Alabama has truly rolled like the tide so far this season. The Crimson Tide is 8-0 and Texas A&M was the only opponent to hang close, and even then not really. This has been an easier schedule for Alabama than usual in the SEC West, but the Tide still have LSU, Mississippi Stat and Auburn on the schedule so coach Nick Saban’s crew has bigger challenges ahead.

One result of their easier early slate is that freshman backup quarterback Tua Tagovailoa has played a fair bit, particularly in the Tide’s 45-7 blowout win Saturday over hapless Tennessee. The Hawaiian 5-star recruit has thrown for 385 yards with five touchdown passes and one interception; Tagovailoa also has rushed for 95 yards and two scores. In a sad twist of fate for second-year starter and sophomore Jalen Hurts, Tagovailoa has already exhibited skills which portend a higher ceiling in the current Alabama offense. It’s possible that 2018 could feature a quarterback controversy in Tuscaloosa. Here’s what the freshman signal-caller has shown so far.

Still a strong runner and improv artist

New OC Brian Daboll has largely de-emphasized the role of the QB run game in Alabama’s offense, with many of Hurts’ runs coming more from his proclivity for scrambling than by design. The QB run elements aren’t gone though and Tagovailoa has demonstrated some real proficiency in that dimension of the offense.

The Tide made heavy use of quick swings to the running back against Tennessee, which plays a lot of man coverage. In man coverage, one of the linebackers has to chase the RB, leaving only one LB in the box to handle a QB run. It was all too easy to mix in some draws for Tagovailoa against the Vols and this 23-yard score the the prime example.

Tagovailoa also showed he can keep his head up when scrambling, a skill Hurts hasn’t exhibited to the same degree, and threw a touchdown pass when he found his man on the move.

Tennessee had dropped into Tampa-2 coverage on this play but Tagovailoa kept his eye on a crossing route by freshman Henry Ruggs III and hit him between conflicted zone defenders for a 60 yard score.

He’s not making a progression here but his ability to keep his receivers in mind and throw on the run, combined with his running ability, adds up to a greater overall threat than Hurts presents on broken plays.

The more accurate passer dropping back?

The best Alabama teams under Saban have been led by QBs who could push the ball down the field. Having a quarterback who can add another dimension to the running game is nice, but Alabama has never needed that to have a great rushing attack. They consistently develop fantastic offensive linemen and tight ends to block and recruit freakishly large and athletic backs to run wild behind them. The most valuable thing for their QB is getting the ball to playmakers on the perimeter like Calvin Ridley.

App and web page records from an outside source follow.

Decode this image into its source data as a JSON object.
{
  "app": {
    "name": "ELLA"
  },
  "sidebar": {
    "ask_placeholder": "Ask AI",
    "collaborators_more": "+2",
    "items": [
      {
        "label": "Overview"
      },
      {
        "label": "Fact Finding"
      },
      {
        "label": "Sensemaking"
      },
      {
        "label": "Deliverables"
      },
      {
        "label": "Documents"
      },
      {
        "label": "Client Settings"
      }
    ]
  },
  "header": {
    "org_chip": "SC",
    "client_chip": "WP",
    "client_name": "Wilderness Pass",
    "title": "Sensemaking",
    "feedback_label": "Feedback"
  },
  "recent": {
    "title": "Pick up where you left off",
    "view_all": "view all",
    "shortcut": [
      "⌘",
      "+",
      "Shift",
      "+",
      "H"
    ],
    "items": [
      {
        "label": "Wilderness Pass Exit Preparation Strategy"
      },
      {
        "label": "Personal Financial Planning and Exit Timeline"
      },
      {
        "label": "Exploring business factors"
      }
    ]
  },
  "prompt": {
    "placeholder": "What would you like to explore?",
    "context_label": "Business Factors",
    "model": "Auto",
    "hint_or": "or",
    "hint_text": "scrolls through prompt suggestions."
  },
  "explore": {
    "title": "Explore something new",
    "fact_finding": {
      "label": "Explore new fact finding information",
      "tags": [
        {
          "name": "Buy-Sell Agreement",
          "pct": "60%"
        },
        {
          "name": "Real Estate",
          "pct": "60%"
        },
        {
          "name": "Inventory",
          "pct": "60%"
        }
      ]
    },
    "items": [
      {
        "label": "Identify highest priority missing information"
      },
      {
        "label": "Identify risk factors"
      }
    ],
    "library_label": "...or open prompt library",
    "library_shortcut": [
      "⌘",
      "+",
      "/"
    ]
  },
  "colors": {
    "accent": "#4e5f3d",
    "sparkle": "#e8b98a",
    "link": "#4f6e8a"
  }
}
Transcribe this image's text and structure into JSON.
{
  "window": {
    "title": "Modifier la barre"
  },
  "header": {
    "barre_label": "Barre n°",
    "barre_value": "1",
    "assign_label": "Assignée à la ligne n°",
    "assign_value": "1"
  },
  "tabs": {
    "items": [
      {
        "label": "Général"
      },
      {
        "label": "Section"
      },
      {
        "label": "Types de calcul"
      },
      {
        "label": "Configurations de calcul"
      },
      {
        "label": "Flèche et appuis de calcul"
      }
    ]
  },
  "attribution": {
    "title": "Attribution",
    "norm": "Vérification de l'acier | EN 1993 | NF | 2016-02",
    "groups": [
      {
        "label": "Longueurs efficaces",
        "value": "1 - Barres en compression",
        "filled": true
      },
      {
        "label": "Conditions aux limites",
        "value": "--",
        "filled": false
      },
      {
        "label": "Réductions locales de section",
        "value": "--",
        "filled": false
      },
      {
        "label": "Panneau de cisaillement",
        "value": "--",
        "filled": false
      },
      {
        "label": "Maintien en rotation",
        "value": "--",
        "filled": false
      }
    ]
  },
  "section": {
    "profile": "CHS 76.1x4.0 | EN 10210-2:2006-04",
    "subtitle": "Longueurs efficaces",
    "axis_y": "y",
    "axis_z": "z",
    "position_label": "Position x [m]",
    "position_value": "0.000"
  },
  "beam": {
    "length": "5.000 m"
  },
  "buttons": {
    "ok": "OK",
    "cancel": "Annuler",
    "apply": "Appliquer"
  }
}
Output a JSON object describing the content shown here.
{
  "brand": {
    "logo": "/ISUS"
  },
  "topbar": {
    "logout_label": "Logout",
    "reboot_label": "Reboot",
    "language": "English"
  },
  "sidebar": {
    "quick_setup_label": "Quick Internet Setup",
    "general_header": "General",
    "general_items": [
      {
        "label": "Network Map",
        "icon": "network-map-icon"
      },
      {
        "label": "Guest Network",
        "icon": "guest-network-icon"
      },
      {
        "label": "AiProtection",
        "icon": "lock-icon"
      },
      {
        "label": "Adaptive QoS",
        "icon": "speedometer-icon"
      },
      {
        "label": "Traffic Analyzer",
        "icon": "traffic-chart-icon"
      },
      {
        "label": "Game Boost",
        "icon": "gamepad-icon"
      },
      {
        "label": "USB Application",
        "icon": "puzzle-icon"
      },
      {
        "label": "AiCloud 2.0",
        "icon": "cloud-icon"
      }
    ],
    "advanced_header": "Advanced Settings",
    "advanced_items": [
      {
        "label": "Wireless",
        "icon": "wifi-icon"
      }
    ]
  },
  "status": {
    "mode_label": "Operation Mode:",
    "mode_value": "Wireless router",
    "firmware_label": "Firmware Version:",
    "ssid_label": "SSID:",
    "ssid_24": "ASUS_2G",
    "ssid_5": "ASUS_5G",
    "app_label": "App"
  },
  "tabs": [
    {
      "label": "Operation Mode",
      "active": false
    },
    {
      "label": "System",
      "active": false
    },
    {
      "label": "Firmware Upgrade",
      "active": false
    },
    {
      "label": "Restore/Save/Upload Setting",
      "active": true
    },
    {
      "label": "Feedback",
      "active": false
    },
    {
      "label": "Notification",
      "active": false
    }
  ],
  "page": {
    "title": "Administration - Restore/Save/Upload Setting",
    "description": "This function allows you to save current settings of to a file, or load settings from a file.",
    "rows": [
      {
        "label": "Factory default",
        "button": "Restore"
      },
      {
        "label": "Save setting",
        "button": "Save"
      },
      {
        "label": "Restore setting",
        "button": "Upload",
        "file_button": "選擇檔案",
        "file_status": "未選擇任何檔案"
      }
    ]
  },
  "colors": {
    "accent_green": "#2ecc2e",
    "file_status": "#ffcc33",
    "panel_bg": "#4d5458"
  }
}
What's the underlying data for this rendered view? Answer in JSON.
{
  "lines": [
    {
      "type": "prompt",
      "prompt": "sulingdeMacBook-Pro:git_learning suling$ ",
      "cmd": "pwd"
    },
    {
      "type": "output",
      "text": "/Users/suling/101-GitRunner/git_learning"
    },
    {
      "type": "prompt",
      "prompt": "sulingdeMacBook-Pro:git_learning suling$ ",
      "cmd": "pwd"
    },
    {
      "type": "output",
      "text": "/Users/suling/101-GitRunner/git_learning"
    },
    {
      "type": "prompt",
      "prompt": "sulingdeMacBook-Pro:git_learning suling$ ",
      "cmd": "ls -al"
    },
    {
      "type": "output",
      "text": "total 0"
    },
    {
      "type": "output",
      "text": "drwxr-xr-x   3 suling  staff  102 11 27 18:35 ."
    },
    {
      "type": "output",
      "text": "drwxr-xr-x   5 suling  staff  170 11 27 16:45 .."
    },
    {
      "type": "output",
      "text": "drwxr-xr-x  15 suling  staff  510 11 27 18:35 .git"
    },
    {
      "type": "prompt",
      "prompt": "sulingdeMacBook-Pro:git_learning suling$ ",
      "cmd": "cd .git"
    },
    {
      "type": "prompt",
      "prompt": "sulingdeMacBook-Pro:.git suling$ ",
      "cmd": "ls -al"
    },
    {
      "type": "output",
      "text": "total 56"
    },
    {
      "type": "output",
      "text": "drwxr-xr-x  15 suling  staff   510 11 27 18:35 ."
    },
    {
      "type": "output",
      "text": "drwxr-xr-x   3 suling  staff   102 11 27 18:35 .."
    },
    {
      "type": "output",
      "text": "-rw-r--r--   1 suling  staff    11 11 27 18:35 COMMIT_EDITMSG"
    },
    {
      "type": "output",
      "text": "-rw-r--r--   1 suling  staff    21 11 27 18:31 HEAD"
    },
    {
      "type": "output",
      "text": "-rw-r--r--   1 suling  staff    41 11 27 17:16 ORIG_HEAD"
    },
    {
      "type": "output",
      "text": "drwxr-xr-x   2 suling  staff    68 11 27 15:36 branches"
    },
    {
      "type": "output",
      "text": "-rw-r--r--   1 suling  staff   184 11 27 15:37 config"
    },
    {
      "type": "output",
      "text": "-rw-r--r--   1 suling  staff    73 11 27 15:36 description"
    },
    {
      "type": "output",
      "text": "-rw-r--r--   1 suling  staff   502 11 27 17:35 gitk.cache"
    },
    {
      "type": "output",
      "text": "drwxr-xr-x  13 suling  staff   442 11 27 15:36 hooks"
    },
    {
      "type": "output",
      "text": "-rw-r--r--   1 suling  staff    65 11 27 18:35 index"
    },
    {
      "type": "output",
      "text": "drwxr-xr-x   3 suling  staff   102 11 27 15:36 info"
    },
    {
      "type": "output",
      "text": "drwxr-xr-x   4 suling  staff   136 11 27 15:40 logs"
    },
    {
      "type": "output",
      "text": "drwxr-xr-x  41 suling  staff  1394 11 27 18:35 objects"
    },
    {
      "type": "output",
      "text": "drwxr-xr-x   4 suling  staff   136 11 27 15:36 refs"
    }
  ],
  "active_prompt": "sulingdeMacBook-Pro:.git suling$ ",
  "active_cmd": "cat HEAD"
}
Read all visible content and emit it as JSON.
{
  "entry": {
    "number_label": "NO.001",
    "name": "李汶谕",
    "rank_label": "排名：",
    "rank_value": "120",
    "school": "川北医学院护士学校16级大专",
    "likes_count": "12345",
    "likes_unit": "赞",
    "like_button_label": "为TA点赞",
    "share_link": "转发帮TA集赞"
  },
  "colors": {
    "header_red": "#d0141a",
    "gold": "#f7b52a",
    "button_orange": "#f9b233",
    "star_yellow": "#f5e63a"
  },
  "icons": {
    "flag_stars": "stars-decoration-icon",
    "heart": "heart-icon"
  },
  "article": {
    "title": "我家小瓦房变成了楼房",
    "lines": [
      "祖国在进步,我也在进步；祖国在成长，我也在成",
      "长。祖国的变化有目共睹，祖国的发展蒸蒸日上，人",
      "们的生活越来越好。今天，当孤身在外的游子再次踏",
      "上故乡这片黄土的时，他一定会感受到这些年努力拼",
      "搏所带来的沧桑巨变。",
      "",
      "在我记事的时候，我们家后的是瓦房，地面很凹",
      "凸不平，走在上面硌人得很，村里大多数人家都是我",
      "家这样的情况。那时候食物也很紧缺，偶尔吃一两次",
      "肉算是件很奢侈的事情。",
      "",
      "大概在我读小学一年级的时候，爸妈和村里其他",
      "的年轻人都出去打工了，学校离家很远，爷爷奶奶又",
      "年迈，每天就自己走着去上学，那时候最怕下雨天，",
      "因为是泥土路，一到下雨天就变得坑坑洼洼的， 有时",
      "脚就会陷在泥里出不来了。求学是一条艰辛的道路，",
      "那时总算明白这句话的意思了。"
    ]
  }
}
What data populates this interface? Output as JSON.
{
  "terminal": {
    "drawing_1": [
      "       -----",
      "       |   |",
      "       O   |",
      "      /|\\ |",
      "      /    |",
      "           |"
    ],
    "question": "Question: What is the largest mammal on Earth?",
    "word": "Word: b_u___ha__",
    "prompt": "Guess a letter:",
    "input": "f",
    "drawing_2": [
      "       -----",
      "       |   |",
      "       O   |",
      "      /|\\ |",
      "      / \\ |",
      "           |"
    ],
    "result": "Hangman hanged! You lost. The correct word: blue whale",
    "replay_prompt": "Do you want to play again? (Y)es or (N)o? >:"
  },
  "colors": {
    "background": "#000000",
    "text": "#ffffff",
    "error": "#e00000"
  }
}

At some point, Tagovailoa will offer this more than Hurts. Here’s Tagovailoa executing one of the curl-flat passing concepts that Daboll has made a major focus in the Alabama offense.

Tennessee plays man coverage on the three receivers and is punished for it by the classic curl-flat combination. Tagovailoa reads the single deep safety and knows where to find a receiver, then confidently gets the ball out on time on the curl route. When an offense can frequently guarantee two-on-two on that route combo — as Alabama does here with the combination of their run game threat and the H-back’s hunt route over the middle — this play becomes easy money when done well.

Tagovailoa also was deadly accurate on even quicker, easier reads designed to create opportunities for gains off the threat of the run game.

This is a quick and easy read for the QB. He checks the flat to survey the deep routes; if they are not there he immediately takes the easy candy with the flat route to the tight end. Tennessee has a guy in coverage but Hale Hentges breaks a tackle and it’s a 14 yard gain.

Saban is all about found money in the passing game and his teams don’t turn it over either — Alabama has averaged 7.8 interceptions a year in 10 full seasons since Saban took over in 2007 and has just two this season. Saban’s preference is clearly for veteran QBs who inflict damage off of the threat of the run game while protecting the ball. Tagovailoa isn’t quite there yet, despite his accuracy in their normal passing game and extra play-making abilities, and threw a bad pick early against Tennessee.

The RB stayed in to block so Tennessee gained an extra man to play over the two-man route combination. Tagovailoa didn’t see the shallow Tennessee spy lurking underneath and threw a score to the wrong team. Those sorts of mistake are unacceptable to Saban they will make it hard for Tagovailoa to win the starting job.

Nevertheless, Tagovailoa has really strong skills, more closely suited to the ideal for Saban’s Alabama and this new offensive scheme in particular. Tagovailoa will be one to watch in Tuscaloosa in coming years